“Williams did a good job of being a capable TE2 opposite McBride, and it’s tempting to say that Jay Norvell could use him the same way he did with Cole Turner at Nevada, but the reality is he doesn’t have the same McBride/Turner physical profile,” Kenerly said. “He might actually be better suited in the long run to playing more in the slot, and you might say there are shades of Jordan Reed in his overall game.”
Dom Peterson, DL, Nevada
Peterson has been a disruptive force in the middle of Nevada’s defense. He enters his final season with 151 tackles, 34 tackles for loss, and 16.5 sacks.

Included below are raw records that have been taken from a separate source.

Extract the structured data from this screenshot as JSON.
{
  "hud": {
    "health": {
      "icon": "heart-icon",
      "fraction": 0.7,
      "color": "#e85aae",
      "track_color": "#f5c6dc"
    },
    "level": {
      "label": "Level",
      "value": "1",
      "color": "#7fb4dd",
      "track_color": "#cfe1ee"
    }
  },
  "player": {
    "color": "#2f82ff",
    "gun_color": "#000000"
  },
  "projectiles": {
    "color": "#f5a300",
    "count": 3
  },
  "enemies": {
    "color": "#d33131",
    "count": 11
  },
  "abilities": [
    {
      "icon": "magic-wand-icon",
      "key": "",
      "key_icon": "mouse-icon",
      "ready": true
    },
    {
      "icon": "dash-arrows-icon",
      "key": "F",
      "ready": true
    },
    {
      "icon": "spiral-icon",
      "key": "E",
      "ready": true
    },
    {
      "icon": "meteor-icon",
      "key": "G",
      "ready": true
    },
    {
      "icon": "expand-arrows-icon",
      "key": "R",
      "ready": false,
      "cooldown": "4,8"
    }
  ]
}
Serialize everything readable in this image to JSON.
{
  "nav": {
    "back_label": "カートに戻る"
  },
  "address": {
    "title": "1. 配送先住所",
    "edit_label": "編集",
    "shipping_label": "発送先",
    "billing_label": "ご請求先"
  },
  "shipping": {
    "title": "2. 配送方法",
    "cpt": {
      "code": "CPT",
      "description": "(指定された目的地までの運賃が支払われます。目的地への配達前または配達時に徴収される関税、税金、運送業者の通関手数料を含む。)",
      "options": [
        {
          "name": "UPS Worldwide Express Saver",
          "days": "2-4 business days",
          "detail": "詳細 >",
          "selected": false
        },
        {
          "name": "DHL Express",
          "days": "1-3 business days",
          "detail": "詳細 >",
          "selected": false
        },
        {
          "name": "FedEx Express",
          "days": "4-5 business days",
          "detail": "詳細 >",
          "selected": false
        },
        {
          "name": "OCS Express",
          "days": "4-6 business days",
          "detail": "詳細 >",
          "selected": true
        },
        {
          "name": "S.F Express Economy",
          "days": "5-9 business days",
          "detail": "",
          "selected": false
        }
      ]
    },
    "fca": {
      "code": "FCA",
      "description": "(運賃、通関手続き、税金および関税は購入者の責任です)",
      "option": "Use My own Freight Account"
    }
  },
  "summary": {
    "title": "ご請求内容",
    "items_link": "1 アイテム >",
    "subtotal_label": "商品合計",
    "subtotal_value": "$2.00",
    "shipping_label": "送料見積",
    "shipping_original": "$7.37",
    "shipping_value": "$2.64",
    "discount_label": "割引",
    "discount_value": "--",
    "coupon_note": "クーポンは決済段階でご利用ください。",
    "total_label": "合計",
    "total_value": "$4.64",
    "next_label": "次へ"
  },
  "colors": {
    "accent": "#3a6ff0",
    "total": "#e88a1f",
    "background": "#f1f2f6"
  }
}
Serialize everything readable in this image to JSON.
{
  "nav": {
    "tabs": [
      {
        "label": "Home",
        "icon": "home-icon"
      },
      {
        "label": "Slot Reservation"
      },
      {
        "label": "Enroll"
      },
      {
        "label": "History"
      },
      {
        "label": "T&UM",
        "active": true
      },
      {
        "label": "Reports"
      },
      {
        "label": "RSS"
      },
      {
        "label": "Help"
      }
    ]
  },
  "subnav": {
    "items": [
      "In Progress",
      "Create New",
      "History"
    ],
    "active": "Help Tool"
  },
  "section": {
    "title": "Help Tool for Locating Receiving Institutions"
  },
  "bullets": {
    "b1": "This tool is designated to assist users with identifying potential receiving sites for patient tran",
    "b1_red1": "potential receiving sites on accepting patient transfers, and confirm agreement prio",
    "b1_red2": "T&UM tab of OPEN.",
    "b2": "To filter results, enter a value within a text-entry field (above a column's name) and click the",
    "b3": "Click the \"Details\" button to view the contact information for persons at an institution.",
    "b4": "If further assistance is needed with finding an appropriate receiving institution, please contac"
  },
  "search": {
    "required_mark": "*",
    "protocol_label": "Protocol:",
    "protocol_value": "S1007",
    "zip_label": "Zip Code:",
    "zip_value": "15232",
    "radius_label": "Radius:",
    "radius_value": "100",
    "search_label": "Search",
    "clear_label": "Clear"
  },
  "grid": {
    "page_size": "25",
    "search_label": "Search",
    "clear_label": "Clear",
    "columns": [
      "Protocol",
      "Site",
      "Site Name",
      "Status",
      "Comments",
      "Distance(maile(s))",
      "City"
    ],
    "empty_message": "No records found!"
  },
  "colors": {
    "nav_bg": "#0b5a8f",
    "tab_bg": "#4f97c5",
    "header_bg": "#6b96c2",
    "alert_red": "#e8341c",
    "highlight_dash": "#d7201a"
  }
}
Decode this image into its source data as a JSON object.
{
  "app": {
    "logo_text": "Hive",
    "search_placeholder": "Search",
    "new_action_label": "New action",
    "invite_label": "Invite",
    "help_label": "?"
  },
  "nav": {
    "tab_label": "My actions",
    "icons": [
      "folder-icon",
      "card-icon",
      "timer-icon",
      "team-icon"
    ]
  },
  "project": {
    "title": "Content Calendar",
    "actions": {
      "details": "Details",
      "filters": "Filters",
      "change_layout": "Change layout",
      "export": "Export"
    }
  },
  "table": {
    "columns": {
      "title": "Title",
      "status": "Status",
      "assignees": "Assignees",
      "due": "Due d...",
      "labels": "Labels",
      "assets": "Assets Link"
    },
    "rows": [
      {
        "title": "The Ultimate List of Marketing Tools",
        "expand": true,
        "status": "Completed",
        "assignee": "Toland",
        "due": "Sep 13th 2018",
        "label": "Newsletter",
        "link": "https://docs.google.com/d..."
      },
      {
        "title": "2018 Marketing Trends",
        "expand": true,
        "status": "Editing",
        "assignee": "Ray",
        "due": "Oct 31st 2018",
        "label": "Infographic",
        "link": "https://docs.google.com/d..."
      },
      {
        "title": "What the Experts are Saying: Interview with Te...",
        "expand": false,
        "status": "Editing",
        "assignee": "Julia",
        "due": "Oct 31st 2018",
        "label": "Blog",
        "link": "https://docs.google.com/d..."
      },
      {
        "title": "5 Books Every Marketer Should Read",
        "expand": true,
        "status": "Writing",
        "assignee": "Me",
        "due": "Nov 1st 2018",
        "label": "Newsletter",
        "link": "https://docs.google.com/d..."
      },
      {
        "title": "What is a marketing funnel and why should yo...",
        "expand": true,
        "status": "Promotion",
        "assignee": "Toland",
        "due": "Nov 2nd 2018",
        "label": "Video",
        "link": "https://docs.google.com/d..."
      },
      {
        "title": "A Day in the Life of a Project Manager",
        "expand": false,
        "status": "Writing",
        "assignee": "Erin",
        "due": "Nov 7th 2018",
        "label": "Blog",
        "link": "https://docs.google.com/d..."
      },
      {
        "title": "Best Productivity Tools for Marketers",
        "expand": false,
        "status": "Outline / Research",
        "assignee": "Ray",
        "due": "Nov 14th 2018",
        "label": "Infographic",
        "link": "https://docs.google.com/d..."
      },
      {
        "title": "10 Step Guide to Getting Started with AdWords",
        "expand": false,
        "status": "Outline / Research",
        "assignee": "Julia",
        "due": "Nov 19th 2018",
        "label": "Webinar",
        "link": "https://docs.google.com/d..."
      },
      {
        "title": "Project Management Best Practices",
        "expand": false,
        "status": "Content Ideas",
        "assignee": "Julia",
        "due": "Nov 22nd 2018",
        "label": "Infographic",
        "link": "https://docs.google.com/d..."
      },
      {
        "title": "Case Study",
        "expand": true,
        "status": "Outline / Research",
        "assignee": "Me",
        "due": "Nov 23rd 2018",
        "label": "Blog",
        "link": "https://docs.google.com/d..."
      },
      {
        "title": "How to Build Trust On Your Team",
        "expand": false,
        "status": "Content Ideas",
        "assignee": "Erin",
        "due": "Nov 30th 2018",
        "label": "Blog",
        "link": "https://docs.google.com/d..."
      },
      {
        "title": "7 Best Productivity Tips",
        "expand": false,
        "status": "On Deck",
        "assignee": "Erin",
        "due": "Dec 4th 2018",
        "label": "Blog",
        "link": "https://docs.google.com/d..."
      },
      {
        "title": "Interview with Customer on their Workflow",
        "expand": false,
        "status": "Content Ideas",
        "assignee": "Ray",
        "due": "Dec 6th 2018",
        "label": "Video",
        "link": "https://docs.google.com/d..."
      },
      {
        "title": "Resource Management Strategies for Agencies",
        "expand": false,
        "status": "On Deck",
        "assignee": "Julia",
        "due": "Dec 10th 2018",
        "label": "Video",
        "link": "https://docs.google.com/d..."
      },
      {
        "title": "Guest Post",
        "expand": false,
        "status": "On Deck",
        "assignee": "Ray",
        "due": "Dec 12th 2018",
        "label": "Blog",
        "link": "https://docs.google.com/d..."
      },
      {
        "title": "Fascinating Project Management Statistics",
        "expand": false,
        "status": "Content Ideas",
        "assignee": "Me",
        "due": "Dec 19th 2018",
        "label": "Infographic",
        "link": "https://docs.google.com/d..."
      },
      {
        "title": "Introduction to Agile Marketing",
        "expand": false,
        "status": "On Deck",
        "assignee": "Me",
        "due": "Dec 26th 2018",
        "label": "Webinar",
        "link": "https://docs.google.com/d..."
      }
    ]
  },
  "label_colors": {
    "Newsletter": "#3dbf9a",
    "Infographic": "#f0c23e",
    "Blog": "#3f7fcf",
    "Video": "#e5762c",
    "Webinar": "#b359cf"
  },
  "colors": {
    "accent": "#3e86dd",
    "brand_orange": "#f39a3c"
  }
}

He’s the lone returning starter up front this season and will undoubtedly face constant double teams. Peterson is quick off the snap and makes a living in the opponent’s backfields.
“There’s a very good chance he sees a lot of double teams this year as the one guy on Nevada’s defensive line with a strong track record of production, but that hasn’t really stopped him before,” Kenerly said. “Few Mountain West interior defenders have been as effective a pass rusher in recent memory, but he’s been no slouch in run defense. I believe he’s within striking distance of the program record for tackles for loss. Long story short, he’ll get a lot of attention from offensive coaches and, in my opinion, he should get as much from NFL scouts.”